Intervention as a matter of right should be granted when the movant "claims an interest relating to the property or transaction that is the subject of the action, and is so situated that disposing of the action may as a practical matter impair or impede the movant's ability to protect its interest, unless existing parties adequately represent that interest." Fed. R. Civ. P. 24(a)(2). Evaluating Rule 24(a)(2), the D.C. Circuit has "identified four prerequisites to intervene as of right: '(1) the application to intervene must be timely; (2) the applicant must demonstrate a legally protected interest in the action; (3) the action must threaten to impair that interest; and (4) no party to the action can be an adequate representative of the applicant's interests.'" Karsner v. Lothian, 532 F.3d 876, 885 (D.C. Cir. 2008) (quoting SEC v. Prudential Sec. Inc., 136 F.3d 153, 156 (D.C. Cir. 1998)). Importantly, "a party seeking to intervene as of right must demonstrate that it has standing under Article III of the Constitution." Fund For Animals, Inc. v. Norton, 322 F.3d 728, 731-32 (D.C. Cir. 2003); see Defenders of Wildlife v. Jackson, Civil Action No. 10-1915 (RWR), 2012 WL 896141, at *4 (D.D.C. March 18, 2012) (discussing view that Article III standing and Rule 24(a)(2) interest requirements are additive, and view that any party who satisfies Rule 24(a) will also meet Article III's standing requirement).

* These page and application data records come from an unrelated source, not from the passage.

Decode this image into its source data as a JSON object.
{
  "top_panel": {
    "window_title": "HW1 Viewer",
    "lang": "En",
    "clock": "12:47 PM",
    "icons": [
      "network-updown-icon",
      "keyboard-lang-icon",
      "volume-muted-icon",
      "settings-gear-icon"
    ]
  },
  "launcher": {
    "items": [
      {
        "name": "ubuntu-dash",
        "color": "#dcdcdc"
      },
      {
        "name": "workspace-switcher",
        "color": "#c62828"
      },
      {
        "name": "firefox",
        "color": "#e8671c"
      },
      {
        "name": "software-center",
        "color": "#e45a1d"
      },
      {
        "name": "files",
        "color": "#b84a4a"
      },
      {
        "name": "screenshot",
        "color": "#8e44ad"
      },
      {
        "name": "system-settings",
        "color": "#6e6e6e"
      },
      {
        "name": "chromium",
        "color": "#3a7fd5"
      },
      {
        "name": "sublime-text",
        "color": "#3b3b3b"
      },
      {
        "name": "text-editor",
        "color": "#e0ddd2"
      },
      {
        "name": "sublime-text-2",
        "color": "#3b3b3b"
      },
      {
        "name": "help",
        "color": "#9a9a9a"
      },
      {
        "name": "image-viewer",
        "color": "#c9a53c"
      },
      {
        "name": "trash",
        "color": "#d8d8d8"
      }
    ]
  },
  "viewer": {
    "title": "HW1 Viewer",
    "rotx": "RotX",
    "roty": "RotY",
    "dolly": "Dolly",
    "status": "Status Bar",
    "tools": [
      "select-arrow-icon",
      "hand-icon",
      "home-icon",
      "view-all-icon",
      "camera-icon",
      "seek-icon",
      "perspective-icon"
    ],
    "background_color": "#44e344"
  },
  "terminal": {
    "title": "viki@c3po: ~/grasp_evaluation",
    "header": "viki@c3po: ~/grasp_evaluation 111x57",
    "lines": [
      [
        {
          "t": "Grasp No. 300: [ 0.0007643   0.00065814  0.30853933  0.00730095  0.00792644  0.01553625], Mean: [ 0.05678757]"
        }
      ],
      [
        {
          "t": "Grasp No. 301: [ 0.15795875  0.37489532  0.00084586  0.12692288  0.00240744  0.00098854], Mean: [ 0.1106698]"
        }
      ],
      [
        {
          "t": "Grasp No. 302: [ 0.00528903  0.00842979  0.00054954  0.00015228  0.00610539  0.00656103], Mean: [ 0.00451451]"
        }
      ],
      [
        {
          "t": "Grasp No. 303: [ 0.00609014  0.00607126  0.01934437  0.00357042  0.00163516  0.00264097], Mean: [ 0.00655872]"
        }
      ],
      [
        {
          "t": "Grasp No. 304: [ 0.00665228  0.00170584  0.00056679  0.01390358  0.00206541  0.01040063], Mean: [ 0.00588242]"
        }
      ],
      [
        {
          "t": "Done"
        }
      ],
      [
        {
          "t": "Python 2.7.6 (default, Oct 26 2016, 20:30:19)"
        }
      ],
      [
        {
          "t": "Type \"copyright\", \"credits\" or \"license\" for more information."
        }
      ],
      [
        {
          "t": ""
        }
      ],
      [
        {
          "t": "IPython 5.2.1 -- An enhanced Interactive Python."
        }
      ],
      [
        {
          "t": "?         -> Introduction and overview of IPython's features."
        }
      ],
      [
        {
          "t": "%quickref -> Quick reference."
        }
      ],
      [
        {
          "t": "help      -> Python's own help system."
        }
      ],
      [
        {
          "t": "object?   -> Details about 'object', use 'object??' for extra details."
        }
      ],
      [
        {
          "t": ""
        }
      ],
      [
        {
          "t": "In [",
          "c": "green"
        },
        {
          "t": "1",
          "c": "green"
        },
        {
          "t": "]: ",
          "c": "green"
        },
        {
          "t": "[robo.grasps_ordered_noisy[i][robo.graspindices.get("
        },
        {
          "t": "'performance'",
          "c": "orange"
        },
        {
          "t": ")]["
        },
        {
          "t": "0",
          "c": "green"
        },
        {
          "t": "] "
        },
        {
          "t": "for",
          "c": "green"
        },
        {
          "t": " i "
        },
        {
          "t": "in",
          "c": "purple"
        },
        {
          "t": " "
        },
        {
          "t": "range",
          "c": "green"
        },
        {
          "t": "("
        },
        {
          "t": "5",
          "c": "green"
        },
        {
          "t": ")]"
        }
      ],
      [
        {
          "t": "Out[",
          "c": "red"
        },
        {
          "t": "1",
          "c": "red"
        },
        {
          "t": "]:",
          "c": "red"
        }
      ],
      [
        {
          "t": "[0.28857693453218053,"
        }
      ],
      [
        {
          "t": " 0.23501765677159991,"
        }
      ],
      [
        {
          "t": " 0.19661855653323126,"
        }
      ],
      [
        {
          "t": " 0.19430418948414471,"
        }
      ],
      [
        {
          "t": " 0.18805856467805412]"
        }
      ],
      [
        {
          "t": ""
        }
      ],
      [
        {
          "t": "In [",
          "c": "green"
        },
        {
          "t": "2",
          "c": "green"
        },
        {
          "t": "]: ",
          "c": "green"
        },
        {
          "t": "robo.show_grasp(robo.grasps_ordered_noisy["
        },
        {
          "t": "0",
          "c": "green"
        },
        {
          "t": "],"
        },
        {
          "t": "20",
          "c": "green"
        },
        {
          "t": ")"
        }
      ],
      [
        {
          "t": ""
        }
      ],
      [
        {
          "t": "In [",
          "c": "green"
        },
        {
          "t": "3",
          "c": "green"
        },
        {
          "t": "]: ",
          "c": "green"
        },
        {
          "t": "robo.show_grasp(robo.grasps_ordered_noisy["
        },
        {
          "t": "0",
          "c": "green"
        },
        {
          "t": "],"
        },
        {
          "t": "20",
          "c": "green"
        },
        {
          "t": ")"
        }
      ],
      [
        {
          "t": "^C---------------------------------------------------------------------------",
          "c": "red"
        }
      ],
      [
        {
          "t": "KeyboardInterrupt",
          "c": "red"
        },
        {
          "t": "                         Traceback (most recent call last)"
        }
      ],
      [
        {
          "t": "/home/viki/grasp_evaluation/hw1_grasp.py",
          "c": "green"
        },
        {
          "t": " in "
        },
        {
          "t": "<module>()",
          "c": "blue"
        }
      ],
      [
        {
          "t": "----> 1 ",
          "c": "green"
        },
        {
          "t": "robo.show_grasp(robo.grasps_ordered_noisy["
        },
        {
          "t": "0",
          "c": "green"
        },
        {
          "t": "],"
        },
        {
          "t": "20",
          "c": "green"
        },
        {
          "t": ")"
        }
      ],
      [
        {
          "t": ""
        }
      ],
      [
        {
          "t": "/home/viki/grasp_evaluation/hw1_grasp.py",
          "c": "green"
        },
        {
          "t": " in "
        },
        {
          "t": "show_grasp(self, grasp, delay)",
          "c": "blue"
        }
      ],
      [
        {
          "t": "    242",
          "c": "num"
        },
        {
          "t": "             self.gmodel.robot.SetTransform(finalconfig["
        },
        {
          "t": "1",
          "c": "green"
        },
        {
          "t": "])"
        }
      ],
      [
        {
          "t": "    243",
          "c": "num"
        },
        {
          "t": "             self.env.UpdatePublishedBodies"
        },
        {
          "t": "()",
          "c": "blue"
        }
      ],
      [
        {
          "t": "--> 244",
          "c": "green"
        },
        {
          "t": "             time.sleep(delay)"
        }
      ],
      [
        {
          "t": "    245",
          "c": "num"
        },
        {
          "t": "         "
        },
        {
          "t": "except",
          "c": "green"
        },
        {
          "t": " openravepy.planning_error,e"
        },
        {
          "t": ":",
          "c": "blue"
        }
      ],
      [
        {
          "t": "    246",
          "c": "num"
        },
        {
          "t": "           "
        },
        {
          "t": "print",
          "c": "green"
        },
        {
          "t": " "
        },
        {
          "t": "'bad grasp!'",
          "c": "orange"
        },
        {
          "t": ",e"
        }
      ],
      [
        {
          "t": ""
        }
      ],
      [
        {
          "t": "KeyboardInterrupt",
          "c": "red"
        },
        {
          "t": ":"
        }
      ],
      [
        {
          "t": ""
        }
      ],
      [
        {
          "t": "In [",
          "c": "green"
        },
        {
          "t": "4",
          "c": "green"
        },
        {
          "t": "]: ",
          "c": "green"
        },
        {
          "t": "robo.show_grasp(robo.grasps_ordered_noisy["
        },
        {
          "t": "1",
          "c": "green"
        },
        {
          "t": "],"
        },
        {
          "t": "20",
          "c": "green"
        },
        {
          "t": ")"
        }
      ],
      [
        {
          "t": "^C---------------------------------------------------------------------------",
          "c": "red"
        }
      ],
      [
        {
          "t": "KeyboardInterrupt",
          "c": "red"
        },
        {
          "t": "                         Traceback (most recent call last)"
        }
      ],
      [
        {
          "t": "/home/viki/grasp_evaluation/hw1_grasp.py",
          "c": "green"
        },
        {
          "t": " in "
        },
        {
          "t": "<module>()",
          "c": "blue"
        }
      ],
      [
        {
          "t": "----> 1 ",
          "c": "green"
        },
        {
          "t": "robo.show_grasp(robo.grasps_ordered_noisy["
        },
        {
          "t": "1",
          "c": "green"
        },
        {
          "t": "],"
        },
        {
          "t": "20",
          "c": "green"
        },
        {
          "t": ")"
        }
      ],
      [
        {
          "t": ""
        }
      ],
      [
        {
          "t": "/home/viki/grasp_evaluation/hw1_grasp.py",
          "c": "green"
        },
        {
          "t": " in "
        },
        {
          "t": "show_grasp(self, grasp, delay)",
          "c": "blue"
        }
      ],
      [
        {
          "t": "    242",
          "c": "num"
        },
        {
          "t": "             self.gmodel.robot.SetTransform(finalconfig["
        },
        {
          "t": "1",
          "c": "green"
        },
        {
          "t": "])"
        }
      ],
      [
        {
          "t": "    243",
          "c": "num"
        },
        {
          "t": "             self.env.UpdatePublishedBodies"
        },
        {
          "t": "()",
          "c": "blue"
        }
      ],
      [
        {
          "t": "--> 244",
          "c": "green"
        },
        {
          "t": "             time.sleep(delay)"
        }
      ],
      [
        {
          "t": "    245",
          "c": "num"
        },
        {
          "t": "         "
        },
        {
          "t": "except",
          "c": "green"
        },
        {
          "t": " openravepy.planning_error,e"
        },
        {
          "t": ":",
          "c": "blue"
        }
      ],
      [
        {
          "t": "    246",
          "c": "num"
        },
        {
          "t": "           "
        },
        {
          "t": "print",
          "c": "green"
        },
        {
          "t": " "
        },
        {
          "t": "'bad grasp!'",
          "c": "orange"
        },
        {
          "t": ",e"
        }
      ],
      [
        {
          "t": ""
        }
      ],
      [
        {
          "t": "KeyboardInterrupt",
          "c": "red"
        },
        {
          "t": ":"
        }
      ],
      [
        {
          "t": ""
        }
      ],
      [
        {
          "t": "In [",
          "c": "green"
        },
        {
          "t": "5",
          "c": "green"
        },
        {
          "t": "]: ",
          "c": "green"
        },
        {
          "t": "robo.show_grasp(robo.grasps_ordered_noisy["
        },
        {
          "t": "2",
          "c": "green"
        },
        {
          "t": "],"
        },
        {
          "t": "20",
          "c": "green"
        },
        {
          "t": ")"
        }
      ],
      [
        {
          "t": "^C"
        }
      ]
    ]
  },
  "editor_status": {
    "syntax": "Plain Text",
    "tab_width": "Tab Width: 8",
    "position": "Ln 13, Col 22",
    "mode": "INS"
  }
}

The plaintiffs do not contest the proposed intervenor's standing to intervene. However, this threshold issue will be addressed since a party's Article III standing is a prerequisite to subject matter jurisdiction. See Fund For Animals, Inc., 322 F.3d at 732. "To establish standing under Article III, a prospective intervenor --- like any party -- must show: (1) injury-in-fact, (2) causation, and (3) redressability." Id. at 732-33. The proposed intervenor easily meets these requirements. If the plaintiffs prevail in this action, the Assistant Secretary's August 31 decision will be vacated, the Bureau will be ordered to cease government-to-government relationships with the Tribe as organized in the form of the General Council, and the defendants will be enjoined from awarding any federal funds to Burley. These actions are concrete and particularized injuries to the proposed intervenor's financial resources and governmental integrity. The causation prong is satisfied because the threatened loss of sovereignty and funds is fairly traceable ...